You may have seen the TV commercial for a credit card company with the tag line “What’s missing from your wallet?” Well, with all due respect, I’d like to tweak that line to ask “What’s missing from your business cases?”
My wife Elizabeth and I gave a tutorial on business cases at the most recent Building Business Capability conference in Florida. One segment near the beginning dealt with defects in current business cases. While discussing the topic participants gave the following list of things that were missing from their business cases.
Here is the list along with my comments on what to do about each one. The list is in the order in which we recorded them.
The missing ingredient in this item is a common defect in many business cases today. Namely, they tend to be project justifications more than a true business case. To quote from one of my favorite books on the subject, a business case is “a document written for executive decision makers, assessing the present and future business value and risks related to a current … investment opportunity.”[i] Your business case must articulate the benefits to the organization of why it should undertake a proposed change. Otherwise it is not a business case.
The word “value” is popular today in project circles and we are fond of talking and writing about the word. Project or program value essentially means the business benefits we can expect. Organizations prefer tangible benefits in a business case, such as increased sales, greater market share, and decreased or avoided costs. But intangible benefits are also valuable, including higher customer satisfaction, increased search engine ranking position, and improved employee morale measurements.
Evaluation of Benefits
In addition to simply ignoring business value, omitting a plan to measure and evaluate benefits from an initiative is a major oversight. The SARIE framework includes the Evaluation component, which spells out a plan for measuring and evaluating the benefits of a proposal. Of course there is no guarantee that the benefits will actually be measured or evaluated – the affected business unit must see to that. But, a plan for doing so at least increases the odds of it getting done.
Oh, don’t get me started on this one! I’ve lost count of how many business cases without clear problem definitions I‘ve seen. In our business case training, we stress the importance of defining a problem before doing any other work. (The SARIE approach to business cases uses the term Situation to encompass both problem-type and opportunity-type business cases.[ii])
A specific and thorough problem definition lays the groundwork for the scope of a business case. It provides the beginnings of the rationale of why a change is needed. It provides a basis for getting disparate stakeholders to agree on “what problem we are trying to solve” with a project or program.
Accuracy of Data & Lack of Numerical Data/Analysis

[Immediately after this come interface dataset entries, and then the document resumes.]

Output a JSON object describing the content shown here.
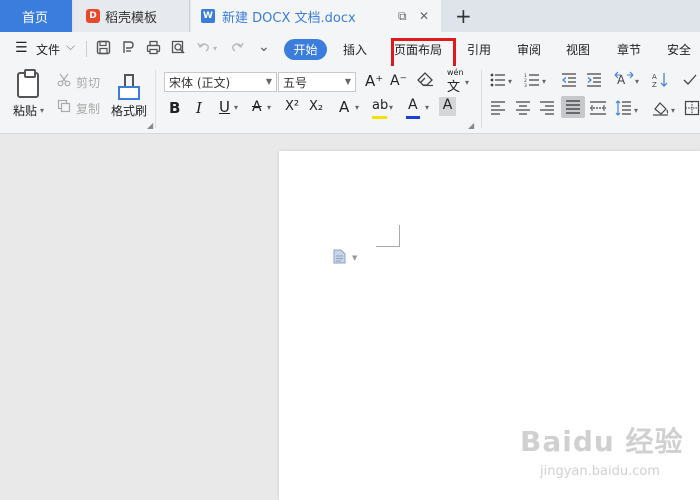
{
  "tabbar": {
    "home_label": "首页",
    "docer_label": "稻壳模板",
    "docer_logo": "D",
    "doc_label": "新建 DOCX 文档.docx",
    "doc_logo": "W",
    "screen_icon": "⧉",
    "close_icon": "✕",
    "new_tab_icon": "+"
  },
  "menu": {
    "hamburger_icon": "☰",
    "file_label": "文件",
    "file_arrow": "⌵",
    "save_icon": "💾",
    "dropdown_icon": "⌄",
    "tabs": [
      "开始",
      "插入",
      "页面布局",
      "引用",
      "审阅",
      "视图",
      "章节",
      "安全"
    ]
  },
  "ribbon": {
    "paste": "粘贴",
    "paste_arrow": "▾",
    "cut": "剪切",
    "copy": "复制",
    "format_painter": "格式刷",
    "font_name": "宋体 (正文)",
    "font_size": "五号",
    "bold": "B",
    "italic": "I",
    "underline": "U",
    "strike": "A",
    "superscript": "X²",
    "subscript": "X₂",
    "font_effect": "A",
    "highlight": "ab",
    "font_color": "A",
    "char_shade": "A",
    "grow_font": "A⁺",
    "shrink_font": "A⁻",
    "pinyin": "wén",
    "pinyin_char": "文"
  },
  "colors": {
    "accent": "#3b7ddd",
    "highlight_box": "#e0191e",
    "highlight_yellow": "#f5e100",
    "font_red": "#e0191e",
    "font_blue": "#1c3fd6"
  },
  "watermark": {
    "main": "Baidu 经验",
    "sub": "jingyan.baidu.com"
  }
}
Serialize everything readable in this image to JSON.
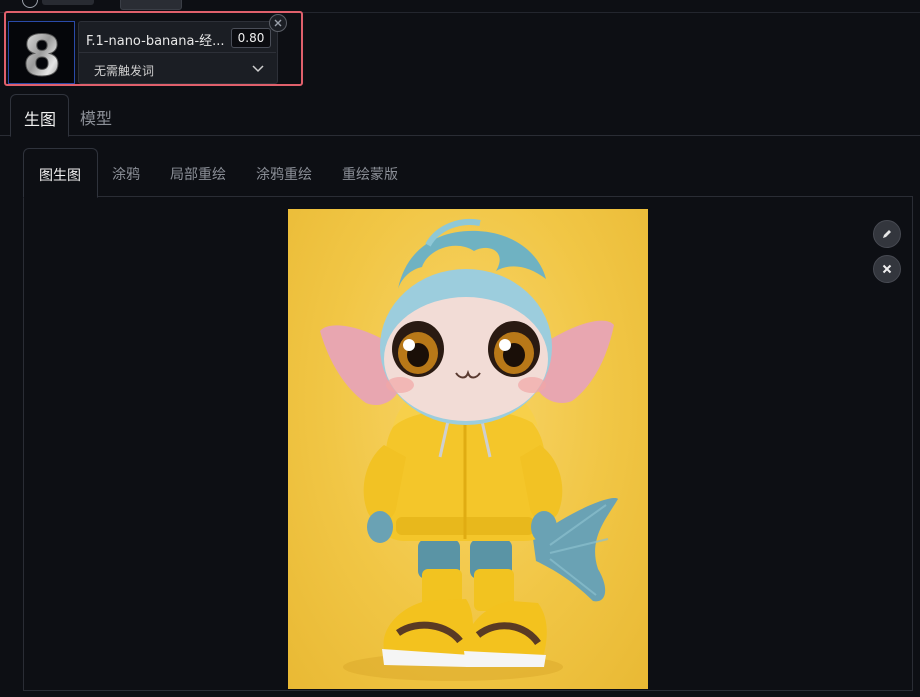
{
  "lora_card": {
    "thumbnail_char": "8",
    "name": "F.1-nano-banana-经...",
    "weight": "0.80",
    "trigger_select_value": "无需触发词"
  },
  "main_tabs": [
    {
      "label": "生图",
      "active": true
    },
    {
      "label": "模型",
      "active": false
    }
  ],
  "sub_tabs": [
    {
      "label": "图生图",
      "active": true
    },
    {
      "label": "涂鸦",
      "active": false
    },
    {
      "label": "局部重绘",
      "active": false
    },
    {
      "label": "涂鸦重绘",
      "active": false
    },
    {
      "label": "重绘蒙版",
      "active": false
    }
  ],
  "image_toolbar": {
    "edit_icon": "pencil-icon",
    "clear_icon": "close-icon"
  },
  "colors": {
    "highlight_border": "#e0606c",
    "background": "#0d0f14",
    "image_background": "#f1c645"
  }
}
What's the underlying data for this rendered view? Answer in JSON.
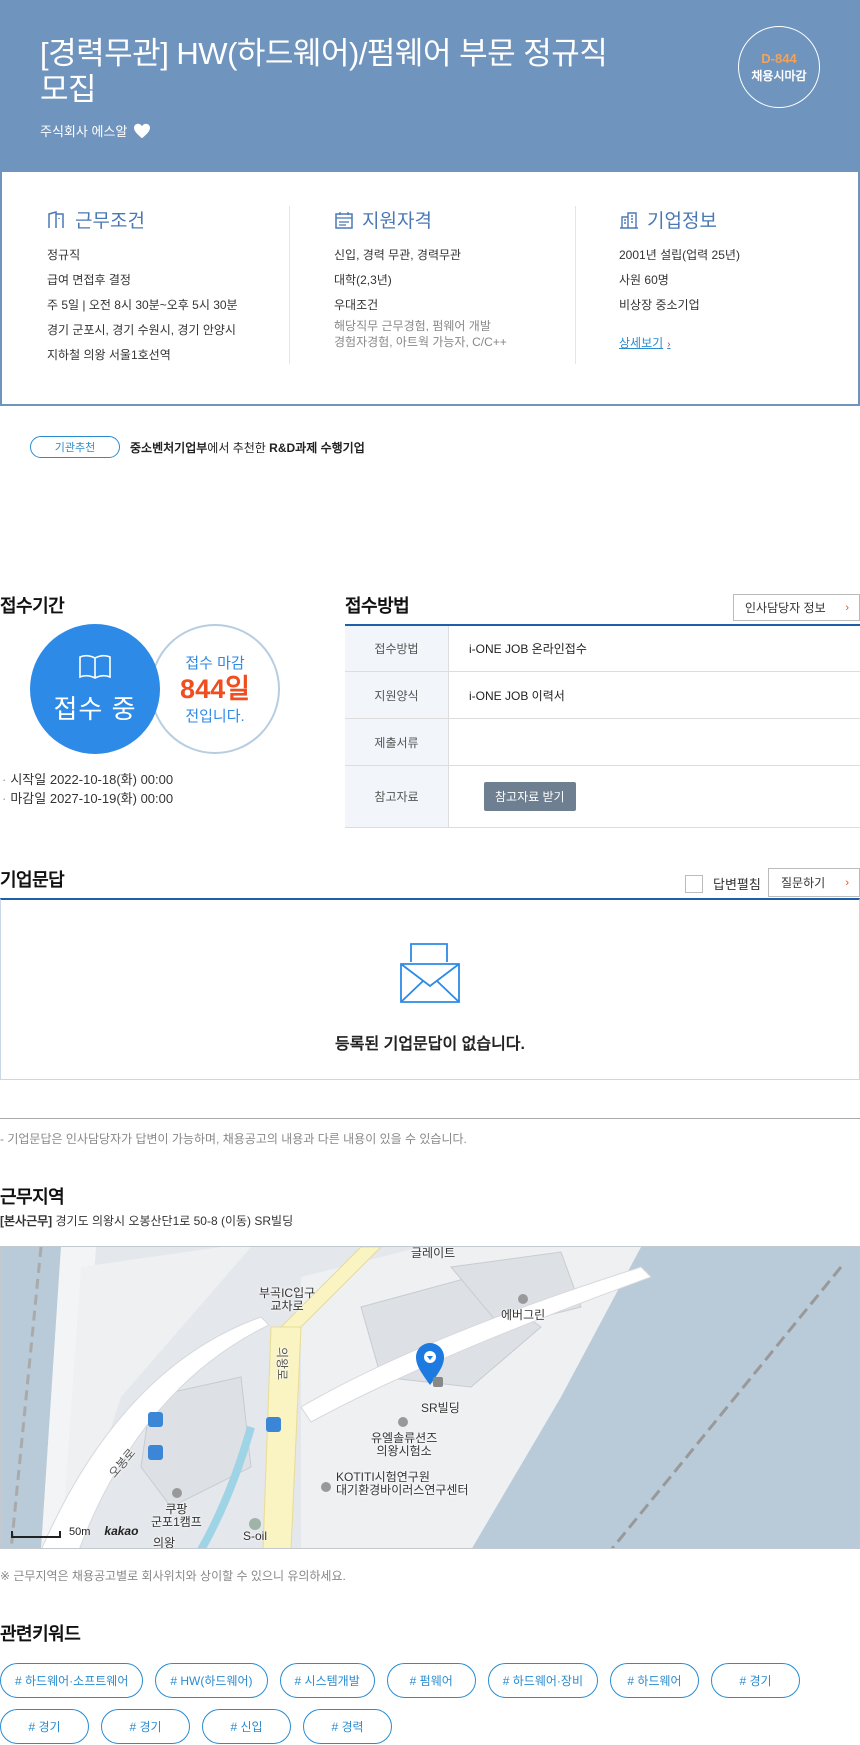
{
  "header": {
    "title": "[경력무관] HW(하드웨어)/펌웨어 부문 정규직 모집",
    "company": "주식회사 에스알",
    "dday": "D-844",
    "dday_label": "채용시마감"
  },
  "summary": {
    "conditions": {
      "title": "근무조건",
      "lines": [
        "정규직",
        "급여 면접후 결정",
        "주 5일 | 오전 8시 30분~오후 5시 30분",
        "경기 군포시, 경기 수원시, 경기 안양시",
        "지하철 의왕 서울1호선역"
      ]
    },
    "qualification": {
      "title": "지원자격",
      "lines": [
        "신입, 경력 무관, 경력무관",
        "대학(2,3년)",
        "우대조건"
      ],
      "sub": [
        "해당직무 근무경험, 펌웨어 개발",
        "경험자경험, 아트웍 가능자, C/C++"
      ]
    },
    "company_info": {
      "title": "기업정보",
      "lines": [
        "2001년 설립(업력 25년)",
        "사원 60명",
        "비상장 중소기업"
      ],
      "link": "상세보기"
    }
  },
  "recommend": {
    "badge": "기관추천",
    "org": "중소벤처기업부",
    "mid": "에서 추천한 ",
    "program": "R&D과제 수행기업"
  },
  "period": {
    "title": "접수기간",
    "status": "접수 중",
    "deadline_pre": "접수 마감",
    "deadline_days": "844일",
    "deadline_post": "전입니다.",
    "start": "시작일 2022-10-18(화) 00:00",
    "end": "마감일 2027-10-19(화) 00:00"
  },
  "apply": {
    "title": "접수방법",
    "hr_button": "인사담당자 정보",
    "rows": [
      {
        "key": "접수방법",
        "value": "i-ONE JOB 온라인접수"
      },
      {
        "key": "지원양식",
        "value": "i-ONE JOB 이력서"
      },
      {
        "key": "제출서류",
        "value": ""
      },
      {
        "key": "참고자료",
        "value": "참고자료 받기"
      }
    ]
  },
  "qna": {
    "title": "기업문답",
    "toggle_label": "답변펼침",
    "ask_button": "질문하기",
    "empty": "등록된 기업문답이 없습니다.",
    "note": "- 기업문답은 인사담당자가 답변이 가능하며, 채용공고의 내용과 다른 내용이 있을 수 있습니다."
  },
  "location": {
    "title": "근무지역",
    "tag": "[본사근무]",
    "address": "경기도 의왕시 오봉산단1로 50-8 (이동) SR빌딩",
    "map_labels": {
      "ic": "부곡IC입구\n교차로",
      "everg": "에버그린",
      "sr": "SR빌딩",
      "uel": "유엘솔류션즈\n의왕시험소",
      "kotiti": "KOTITI시험연구원\n대기환경바이러스연구센터",
      "coupang": "쿠팡\n군포1캠프",
      "soil": "S-oil",
      "road": "오봉로",
      "road2": "의왕로",
      "top": "글레이트",
      "uiwang": "의왕"
    },
    "scale": "50m",
    "provider": "kakao",
    "note": "※ 근무지역은 채용공고별로 회사위치와 상이할 수 있으니 유의하세요."
  },
  "keywords": {
    "title": "관련키워드",
    "items": [
      "# 하드웨어·소프트웨어",
      "# HW(하드웨어)",
      "# 시스템개발",
      "# 펌웨어",
      "# 하드웨어·장비",
      "# 하드웨어",
      "# 경기",
      "# 경기",
      "# 경기",
      "# 신입",
      "# 경력"
    ]
  },
  "colors": {
    "header_bg": "#6f94be",
    "accent_blue": "#2d8ae6",
    "deadline_orange": "#f04e1f",
    "table_border": "#1d5fa8"
  }
}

(Two separate but related defects) Ah, data. As a former political leader once said (and I paraphrase), “facts are inconvenient things.” Some business cases simply ignore facts and data completely while making their case. Others tend to rely on rough estimates for articulating benefits and/or focusing on costs of a solution instead of presenting data to support the scope of the problem being addressed. Instead we recommend:
- Use data to delve into a problem to define its depth and breadth (i.e., scope).
We advise doing this in the Analysis stage of the SARIE process.
- Work with stakeholders to determine data relevant to the situation,
not just data to justify a ready-made solution.
- Use some rigor when projecting benefits, and include the methods for
determining them in the business case.
- Use standard cost-benefit formulae to articulate the cost-benefit analysis.
Our training recommends methods such as Payback Period and Net Present
Value. If you prepare business cases you should at least know how to obtain
the inputs to the various calculations.
Business Cases of Projects not Tied to Portfolio.
If I remember correctly, this defect was about the failure to tie business cases to the portfolio of projects and programs. What I took the defect to be is that people do not relate business cases enough to the strategic goals of the organization, which portfolios are meant to oversee.
Our advice is to keep business objectives in mind and include those when creating your Situation or Problem statements. Also, when evaluating alternate solutions to a problem (see below), use criteria of importance to the portfolio committee. Third, make sure the benefits articulated in the Recommendation section of your business case tie back to organization goals and objectives. This helps avoid the phenomenon so prevalent in organizations of launching projects because someone has money in the budget.
Variability of Possible Outcomes
I believe the person who brought this up was thinking about alternatives and that is certainly an important component of what we call bulletproof business cases. Typically there are multiple ways of solving a given problem, including many times the alternative of doing nothing. Be sure to include your recommendation as well as a few key alternatives and explain why they are not as viable as the one you recommend.
The process for determining the order is worthy of a blog itself. For brevity’s sake let me just say that you need key and clear criteria against which to evaluate each alternative. Rank-ordering alternatives against the criteria is a common way to evaluate and present them.
Please weigh in and share what is missing from business cases in the organizations in which you have worked.
[i] Making Technology Investments Profitable: ROI Road Map from Business Case to Value Realization, 2nd ed. ã2011 by Jack M. Keen
[ii] Bulletproof Business Cases course by Watermark Learning.